## Extracted data

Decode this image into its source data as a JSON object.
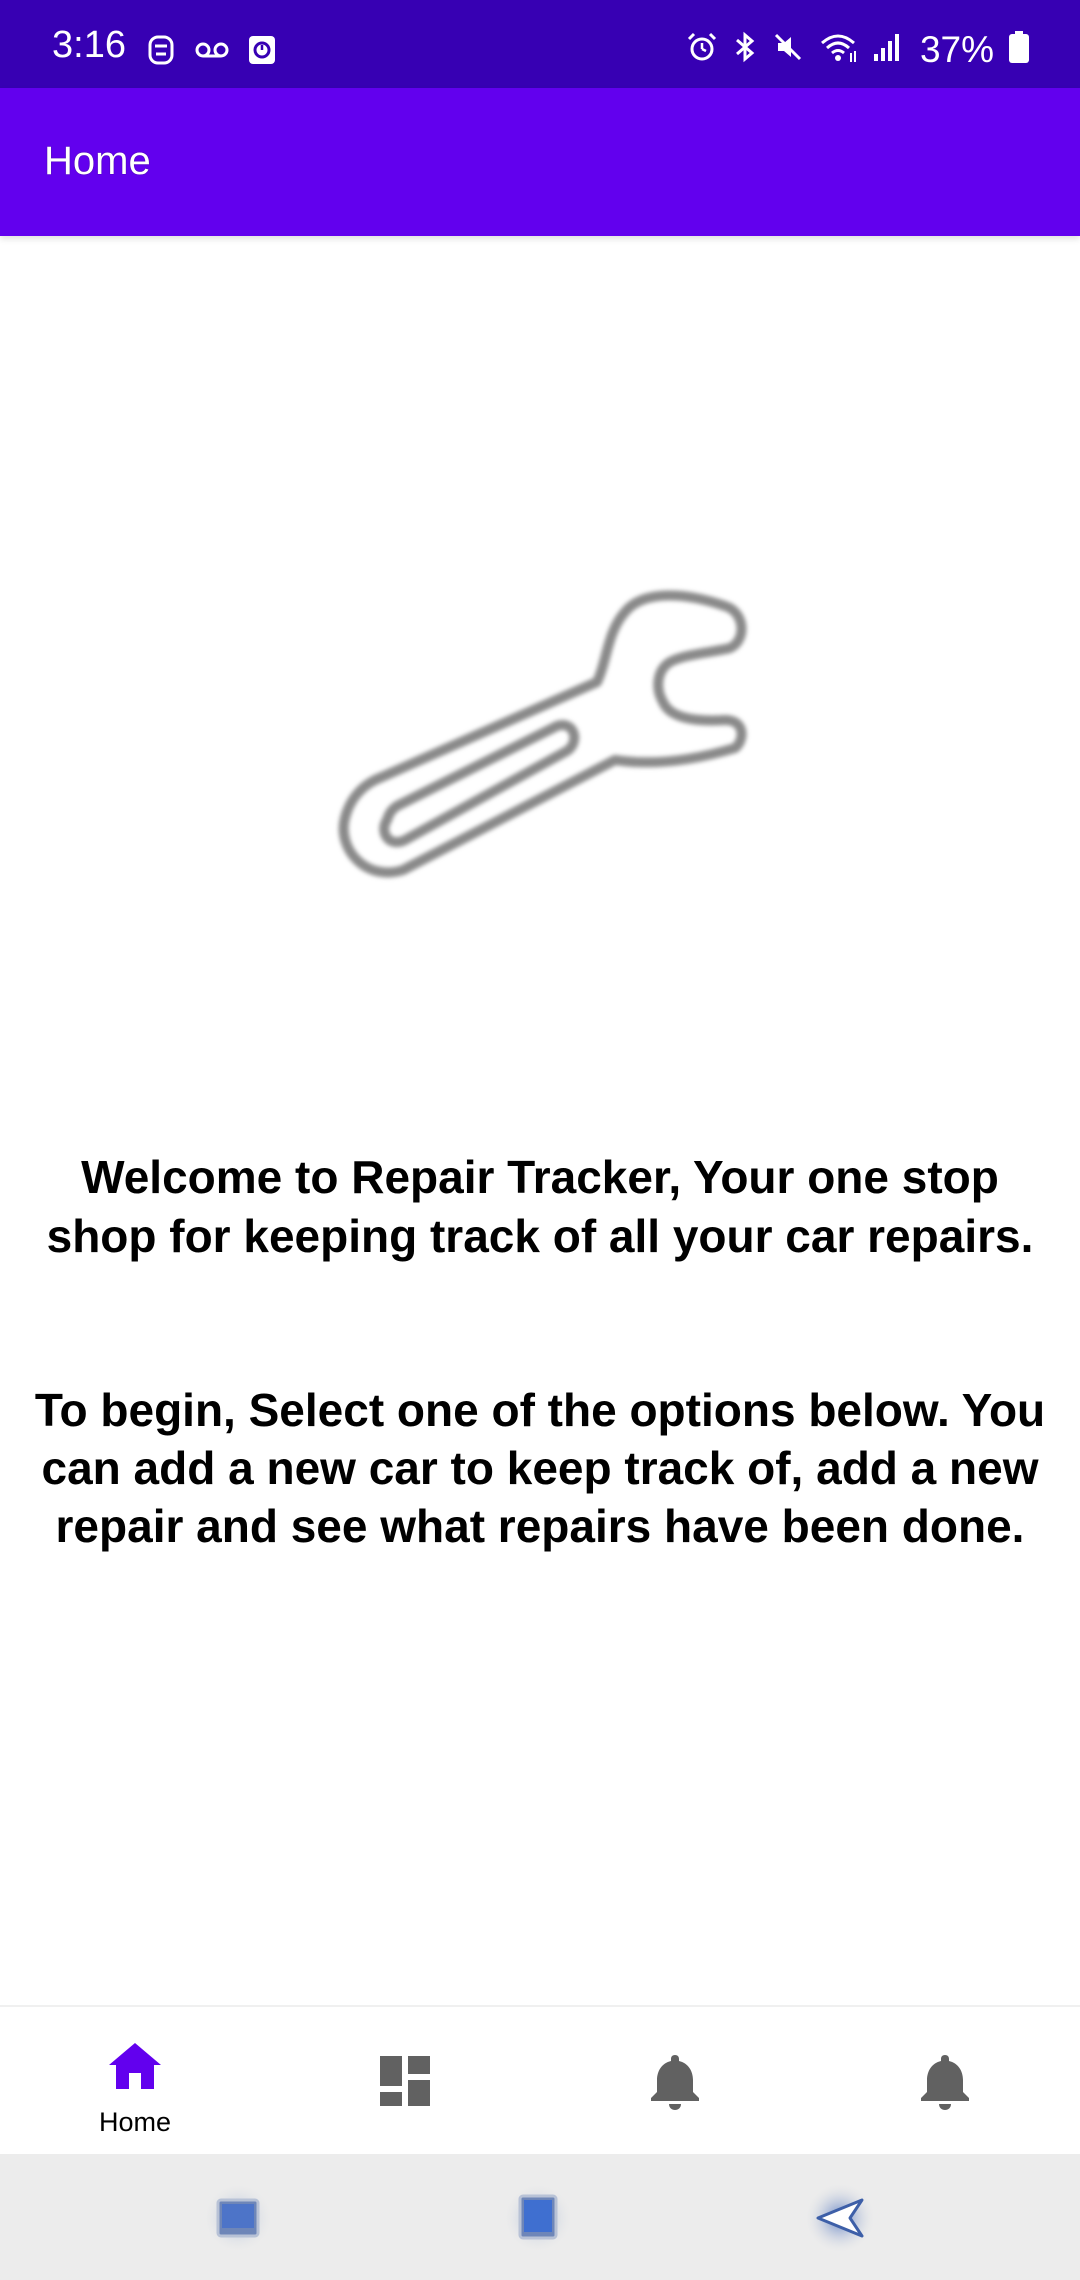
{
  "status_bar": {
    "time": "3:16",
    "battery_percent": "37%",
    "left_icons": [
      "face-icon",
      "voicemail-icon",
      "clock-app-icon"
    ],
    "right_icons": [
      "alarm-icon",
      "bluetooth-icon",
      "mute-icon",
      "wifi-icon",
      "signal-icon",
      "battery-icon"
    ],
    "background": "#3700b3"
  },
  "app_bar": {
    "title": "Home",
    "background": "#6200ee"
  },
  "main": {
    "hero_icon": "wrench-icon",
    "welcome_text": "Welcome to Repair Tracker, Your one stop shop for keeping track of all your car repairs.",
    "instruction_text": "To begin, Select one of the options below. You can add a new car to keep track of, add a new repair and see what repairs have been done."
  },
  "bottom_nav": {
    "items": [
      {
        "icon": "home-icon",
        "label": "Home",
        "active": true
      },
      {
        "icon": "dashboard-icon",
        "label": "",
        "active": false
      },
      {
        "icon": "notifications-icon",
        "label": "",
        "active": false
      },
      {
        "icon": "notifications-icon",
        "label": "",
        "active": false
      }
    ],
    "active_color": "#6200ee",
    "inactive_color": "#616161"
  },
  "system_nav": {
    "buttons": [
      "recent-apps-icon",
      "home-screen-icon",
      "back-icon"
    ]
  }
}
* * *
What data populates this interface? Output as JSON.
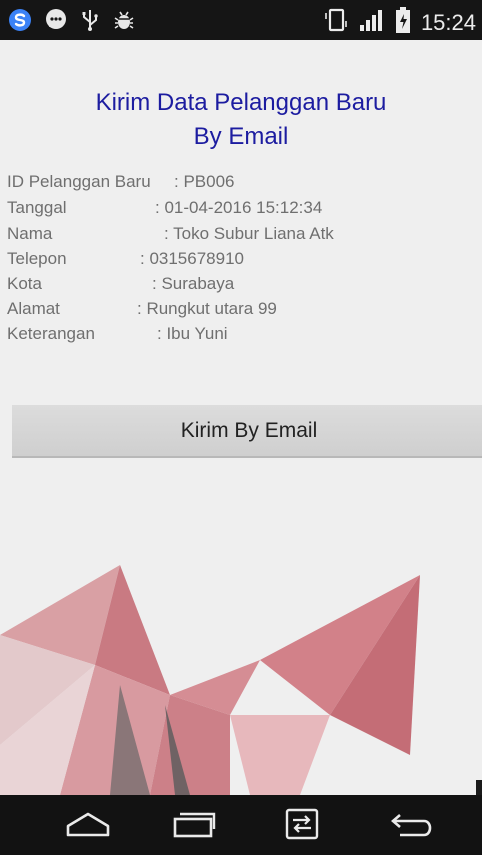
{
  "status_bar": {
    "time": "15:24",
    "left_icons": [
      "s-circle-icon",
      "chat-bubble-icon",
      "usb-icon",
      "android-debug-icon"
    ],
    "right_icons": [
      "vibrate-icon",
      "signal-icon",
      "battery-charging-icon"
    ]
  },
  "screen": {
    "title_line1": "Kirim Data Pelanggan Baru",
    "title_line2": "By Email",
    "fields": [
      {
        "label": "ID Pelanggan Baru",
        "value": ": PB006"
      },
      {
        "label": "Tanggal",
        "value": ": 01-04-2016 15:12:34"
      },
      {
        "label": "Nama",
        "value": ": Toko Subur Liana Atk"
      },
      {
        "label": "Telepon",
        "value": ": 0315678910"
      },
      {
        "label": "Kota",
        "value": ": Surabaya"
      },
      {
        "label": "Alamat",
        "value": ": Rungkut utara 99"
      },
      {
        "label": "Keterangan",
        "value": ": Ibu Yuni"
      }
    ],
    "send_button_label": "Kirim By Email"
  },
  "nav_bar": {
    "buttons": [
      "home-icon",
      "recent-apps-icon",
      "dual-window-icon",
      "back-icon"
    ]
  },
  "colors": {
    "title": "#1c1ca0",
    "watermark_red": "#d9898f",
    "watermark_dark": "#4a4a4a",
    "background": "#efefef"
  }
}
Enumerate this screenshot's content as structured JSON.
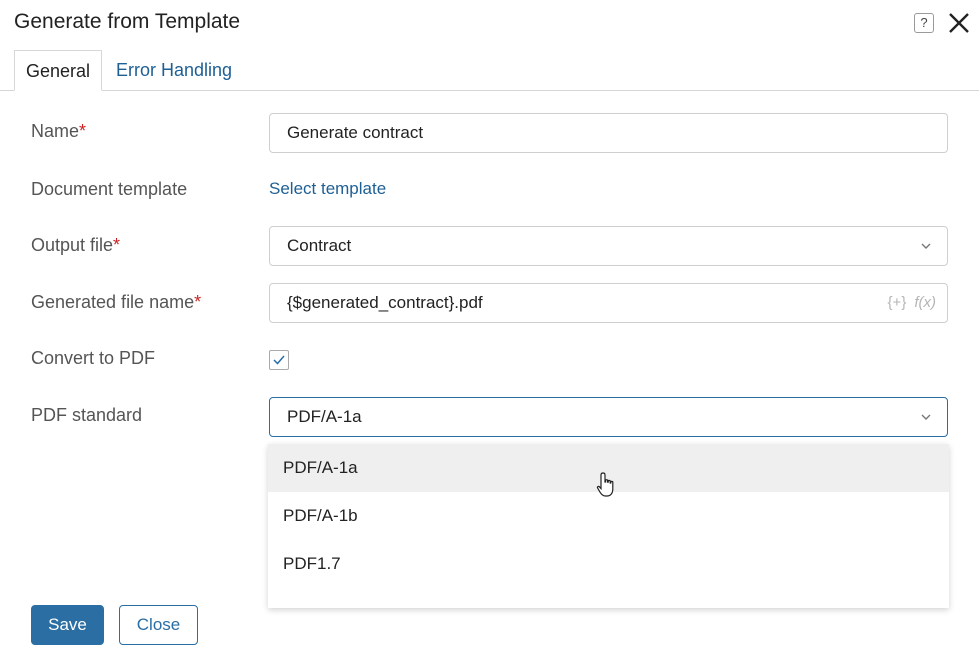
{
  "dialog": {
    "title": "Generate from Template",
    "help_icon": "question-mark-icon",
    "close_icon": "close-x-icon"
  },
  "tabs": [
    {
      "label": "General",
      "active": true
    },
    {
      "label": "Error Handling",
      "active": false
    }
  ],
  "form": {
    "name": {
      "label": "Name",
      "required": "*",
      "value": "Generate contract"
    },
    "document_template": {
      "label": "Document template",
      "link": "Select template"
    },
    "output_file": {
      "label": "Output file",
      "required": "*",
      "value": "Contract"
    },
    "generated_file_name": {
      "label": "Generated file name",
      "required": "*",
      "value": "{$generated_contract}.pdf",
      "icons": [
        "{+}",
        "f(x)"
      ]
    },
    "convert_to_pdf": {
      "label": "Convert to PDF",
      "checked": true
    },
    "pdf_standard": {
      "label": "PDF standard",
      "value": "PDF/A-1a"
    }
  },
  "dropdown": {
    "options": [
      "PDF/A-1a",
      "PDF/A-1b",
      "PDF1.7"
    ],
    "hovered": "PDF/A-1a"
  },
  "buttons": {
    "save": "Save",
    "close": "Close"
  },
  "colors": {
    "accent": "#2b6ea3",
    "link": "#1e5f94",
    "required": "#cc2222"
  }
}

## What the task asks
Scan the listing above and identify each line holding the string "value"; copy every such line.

## Exercise output
        "value": ": PB006"
        "value": ": 01-04-2016 15:12:34"
        "value": ": Toko Subur Liana Atk"
        "value": ": 0315678910"
        "value": ": Surabaya"
        "value": ": Rungkut utara 99"
        "value": ": Ibu Yuni"
      "value": "Generate contract"
      "value": "Contract"
      "value": "{$generated_contract}.pdf",
      "value": "PDF/A-1a"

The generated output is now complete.